◆ **WORK ORDER**: What is needed here is every line of the records that includes "likes".

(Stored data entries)
════
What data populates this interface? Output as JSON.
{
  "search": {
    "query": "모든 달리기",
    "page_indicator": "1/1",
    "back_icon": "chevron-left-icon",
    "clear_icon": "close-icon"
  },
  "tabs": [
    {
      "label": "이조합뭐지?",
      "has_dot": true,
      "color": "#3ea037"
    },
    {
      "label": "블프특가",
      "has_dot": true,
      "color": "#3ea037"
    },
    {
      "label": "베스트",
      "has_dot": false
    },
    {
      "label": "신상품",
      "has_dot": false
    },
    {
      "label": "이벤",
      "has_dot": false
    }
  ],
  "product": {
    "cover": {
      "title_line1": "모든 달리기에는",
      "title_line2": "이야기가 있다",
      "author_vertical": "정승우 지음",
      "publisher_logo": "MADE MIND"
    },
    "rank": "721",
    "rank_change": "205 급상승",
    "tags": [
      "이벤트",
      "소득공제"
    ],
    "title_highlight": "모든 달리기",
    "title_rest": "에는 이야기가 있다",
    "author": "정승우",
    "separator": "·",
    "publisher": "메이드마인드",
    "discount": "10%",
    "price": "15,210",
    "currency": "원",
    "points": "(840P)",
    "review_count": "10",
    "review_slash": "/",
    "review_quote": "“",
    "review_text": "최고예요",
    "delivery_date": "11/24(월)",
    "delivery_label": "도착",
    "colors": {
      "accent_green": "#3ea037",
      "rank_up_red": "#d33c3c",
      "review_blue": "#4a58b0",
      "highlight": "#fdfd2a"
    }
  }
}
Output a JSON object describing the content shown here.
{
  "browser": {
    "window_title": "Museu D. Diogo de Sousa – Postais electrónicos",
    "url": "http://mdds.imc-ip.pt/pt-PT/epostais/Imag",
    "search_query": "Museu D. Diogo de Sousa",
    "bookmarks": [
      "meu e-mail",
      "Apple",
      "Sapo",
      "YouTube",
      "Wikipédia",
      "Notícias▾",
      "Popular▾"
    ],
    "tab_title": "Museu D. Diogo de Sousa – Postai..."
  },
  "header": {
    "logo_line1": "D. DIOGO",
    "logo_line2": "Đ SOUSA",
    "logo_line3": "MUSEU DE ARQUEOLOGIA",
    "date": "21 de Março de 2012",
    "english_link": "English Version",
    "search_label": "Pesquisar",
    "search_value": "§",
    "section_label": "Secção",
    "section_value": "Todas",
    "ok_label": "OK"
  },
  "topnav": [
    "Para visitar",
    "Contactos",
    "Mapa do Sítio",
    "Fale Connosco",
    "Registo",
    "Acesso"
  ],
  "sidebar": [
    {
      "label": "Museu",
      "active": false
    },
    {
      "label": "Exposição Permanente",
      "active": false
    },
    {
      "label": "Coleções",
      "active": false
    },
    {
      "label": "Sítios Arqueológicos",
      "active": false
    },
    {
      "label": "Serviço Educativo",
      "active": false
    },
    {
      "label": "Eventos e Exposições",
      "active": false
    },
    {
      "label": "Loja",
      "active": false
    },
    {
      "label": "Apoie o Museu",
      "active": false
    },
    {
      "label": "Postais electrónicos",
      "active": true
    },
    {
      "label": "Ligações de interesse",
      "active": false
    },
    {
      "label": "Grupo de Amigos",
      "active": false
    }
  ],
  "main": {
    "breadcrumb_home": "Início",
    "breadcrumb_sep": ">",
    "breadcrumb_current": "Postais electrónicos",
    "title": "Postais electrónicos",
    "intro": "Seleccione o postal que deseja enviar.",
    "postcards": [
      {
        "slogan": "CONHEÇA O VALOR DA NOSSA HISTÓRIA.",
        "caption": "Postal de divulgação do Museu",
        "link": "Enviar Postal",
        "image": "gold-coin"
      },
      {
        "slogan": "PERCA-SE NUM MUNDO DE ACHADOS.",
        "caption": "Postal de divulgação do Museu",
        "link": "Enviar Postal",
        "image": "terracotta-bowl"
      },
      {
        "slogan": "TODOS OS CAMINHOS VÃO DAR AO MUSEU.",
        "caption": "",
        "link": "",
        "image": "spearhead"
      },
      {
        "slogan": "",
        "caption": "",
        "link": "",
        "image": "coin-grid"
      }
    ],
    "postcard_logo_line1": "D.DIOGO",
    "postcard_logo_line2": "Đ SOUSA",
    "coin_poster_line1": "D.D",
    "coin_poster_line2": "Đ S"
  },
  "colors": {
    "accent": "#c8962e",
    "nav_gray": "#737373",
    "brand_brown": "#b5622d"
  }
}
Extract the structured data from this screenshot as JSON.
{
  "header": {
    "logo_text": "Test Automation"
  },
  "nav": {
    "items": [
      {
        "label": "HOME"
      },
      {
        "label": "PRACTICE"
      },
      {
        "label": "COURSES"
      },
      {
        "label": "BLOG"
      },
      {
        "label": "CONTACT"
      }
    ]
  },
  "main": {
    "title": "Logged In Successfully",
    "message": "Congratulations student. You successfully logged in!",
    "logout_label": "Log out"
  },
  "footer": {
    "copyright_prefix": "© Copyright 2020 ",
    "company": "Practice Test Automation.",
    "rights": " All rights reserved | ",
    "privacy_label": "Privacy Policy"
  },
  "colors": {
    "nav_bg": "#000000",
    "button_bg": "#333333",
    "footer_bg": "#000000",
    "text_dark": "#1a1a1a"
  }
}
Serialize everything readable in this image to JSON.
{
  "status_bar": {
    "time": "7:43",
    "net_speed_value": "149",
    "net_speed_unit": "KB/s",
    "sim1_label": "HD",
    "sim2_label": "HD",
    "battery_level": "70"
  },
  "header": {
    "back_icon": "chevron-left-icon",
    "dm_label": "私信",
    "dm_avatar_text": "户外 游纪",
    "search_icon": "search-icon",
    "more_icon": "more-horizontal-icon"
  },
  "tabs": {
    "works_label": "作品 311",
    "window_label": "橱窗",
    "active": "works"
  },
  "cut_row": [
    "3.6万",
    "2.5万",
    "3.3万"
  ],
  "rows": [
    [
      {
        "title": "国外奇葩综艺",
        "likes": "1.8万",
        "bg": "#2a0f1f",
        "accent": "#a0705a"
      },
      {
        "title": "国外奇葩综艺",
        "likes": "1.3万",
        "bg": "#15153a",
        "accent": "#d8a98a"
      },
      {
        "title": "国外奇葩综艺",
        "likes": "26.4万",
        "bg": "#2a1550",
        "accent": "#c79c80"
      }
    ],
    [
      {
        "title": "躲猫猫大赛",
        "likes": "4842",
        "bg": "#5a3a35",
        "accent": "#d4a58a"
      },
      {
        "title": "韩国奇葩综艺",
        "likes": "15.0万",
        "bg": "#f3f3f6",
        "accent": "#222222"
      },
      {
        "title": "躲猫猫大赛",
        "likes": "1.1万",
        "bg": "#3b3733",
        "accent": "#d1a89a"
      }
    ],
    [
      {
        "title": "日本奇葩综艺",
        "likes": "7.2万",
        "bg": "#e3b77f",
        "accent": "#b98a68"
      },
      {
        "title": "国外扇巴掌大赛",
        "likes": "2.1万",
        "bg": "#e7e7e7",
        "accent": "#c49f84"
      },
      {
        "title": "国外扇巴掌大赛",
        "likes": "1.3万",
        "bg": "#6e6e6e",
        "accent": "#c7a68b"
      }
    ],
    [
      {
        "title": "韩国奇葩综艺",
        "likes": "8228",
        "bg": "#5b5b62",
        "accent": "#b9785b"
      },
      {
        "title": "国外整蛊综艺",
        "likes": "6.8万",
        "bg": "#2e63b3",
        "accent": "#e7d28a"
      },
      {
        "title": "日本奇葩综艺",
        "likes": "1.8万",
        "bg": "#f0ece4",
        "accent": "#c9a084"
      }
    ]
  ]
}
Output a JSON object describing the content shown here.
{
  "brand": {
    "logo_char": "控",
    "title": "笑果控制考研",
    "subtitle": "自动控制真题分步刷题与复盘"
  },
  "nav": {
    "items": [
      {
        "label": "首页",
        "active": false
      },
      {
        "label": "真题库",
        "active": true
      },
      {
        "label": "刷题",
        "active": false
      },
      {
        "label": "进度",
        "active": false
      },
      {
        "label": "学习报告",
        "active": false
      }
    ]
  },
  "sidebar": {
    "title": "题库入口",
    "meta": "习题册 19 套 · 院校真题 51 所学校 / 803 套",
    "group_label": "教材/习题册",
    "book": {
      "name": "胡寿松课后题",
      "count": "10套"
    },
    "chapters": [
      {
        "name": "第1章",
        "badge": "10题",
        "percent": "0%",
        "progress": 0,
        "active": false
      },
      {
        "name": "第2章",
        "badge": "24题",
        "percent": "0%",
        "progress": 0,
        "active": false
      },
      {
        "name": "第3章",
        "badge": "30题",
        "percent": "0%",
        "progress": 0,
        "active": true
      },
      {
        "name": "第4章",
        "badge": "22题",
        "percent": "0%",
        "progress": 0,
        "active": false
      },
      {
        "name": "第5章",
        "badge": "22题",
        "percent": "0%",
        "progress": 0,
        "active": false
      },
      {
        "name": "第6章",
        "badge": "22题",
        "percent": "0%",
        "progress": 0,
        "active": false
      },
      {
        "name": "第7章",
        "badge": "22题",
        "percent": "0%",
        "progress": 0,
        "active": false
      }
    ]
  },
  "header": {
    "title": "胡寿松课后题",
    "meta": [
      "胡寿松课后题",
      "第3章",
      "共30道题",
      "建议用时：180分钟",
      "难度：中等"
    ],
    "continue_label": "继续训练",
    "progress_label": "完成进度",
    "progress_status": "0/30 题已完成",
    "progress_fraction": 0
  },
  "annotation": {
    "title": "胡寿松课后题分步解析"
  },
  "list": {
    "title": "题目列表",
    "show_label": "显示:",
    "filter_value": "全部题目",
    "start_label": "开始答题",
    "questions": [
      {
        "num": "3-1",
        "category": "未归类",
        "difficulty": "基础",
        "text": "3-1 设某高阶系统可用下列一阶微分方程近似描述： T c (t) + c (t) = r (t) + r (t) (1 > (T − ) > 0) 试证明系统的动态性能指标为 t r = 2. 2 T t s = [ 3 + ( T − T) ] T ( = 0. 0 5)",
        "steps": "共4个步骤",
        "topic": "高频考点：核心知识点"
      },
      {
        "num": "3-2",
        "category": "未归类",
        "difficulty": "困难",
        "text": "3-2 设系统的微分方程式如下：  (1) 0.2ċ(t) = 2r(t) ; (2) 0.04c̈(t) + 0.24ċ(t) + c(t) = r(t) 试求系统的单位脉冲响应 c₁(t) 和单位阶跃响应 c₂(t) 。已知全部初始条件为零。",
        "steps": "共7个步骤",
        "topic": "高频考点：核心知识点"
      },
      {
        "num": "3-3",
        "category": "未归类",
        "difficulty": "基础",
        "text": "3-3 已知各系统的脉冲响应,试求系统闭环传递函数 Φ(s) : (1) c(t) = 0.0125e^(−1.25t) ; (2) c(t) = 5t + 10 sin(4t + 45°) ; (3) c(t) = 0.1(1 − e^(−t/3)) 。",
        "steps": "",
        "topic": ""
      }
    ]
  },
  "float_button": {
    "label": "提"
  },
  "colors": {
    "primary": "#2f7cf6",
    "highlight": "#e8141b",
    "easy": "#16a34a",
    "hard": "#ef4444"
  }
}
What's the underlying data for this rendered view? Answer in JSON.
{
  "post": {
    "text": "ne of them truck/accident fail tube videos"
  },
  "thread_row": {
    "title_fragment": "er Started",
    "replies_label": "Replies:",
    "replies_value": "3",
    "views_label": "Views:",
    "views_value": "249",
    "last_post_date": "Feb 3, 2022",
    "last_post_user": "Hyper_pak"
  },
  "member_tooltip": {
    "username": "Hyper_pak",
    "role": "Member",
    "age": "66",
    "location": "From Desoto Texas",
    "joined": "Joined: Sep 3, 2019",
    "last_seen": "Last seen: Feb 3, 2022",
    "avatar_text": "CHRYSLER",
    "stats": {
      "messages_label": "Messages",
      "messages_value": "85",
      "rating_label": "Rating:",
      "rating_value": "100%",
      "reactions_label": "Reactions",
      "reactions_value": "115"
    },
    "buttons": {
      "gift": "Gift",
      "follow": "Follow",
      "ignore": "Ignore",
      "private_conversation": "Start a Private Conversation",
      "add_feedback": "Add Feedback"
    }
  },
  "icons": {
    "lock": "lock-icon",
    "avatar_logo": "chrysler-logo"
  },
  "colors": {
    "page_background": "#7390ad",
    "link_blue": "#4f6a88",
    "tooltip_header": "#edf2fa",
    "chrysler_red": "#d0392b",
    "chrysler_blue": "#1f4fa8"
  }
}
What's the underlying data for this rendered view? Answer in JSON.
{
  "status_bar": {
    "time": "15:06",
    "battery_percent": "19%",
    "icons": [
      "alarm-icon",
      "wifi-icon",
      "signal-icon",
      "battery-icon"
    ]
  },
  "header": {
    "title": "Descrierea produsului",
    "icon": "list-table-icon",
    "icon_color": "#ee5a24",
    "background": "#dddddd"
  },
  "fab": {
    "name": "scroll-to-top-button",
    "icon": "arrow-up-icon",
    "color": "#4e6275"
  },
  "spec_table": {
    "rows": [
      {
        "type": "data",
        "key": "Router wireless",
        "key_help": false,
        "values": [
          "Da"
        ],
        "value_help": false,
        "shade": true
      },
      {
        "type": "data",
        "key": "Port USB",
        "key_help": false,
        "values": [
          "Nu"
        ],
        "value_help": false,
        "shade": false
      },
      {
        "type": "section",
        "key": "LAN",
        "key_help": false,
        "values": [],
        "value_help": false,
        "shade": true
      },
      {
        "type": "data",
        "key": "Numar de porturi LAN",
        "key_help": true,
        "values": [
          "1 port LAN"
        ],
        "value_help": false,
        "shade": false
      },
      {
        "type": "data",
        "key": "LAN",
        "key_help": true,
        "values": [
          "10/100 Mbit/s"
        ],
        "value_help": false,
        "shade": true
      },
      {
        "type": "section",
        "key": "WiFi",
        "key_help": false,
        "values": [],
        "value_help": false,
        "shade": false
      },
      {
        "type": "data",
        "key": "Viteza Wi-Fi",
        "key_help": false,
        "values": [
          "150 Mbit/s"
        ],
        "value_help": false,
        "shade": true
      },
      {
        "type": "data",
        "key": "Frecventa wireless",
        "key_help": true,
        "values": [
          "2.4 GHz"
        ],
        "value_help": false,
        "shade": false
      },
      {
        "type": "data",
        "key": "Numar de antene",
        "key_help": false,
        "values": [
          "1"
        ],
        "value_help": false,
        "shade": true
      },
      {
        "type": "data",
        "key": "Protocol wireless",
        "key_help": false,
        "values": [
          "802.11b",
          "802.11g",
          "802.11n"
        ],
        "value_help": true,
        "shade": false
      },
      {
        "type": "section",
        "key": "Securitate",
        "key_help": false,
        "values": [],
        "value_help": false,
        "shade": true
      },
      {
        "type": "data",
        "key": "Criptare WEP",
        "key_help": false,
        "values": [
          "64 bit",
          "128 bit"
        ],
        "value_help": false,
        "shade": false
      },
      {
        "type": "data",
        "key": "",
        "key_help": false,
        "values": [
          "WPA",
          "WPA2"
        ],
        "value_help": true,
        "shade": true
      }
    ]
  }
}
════
◆ **RESPONSE AREA**:
        "likes": "1.8万",
        "likes": "1.3万",
        "likes": "26.4万",
        "likes": "4842",
        "likes": "15.0万",
        "likes": "1.1万",
        "likes": "7.2万",
        "likes": "2.1万",
        "likes": "1.3万",
        "likes": "8228",
        "likes": "6.8万",
        "likes": "1.8万",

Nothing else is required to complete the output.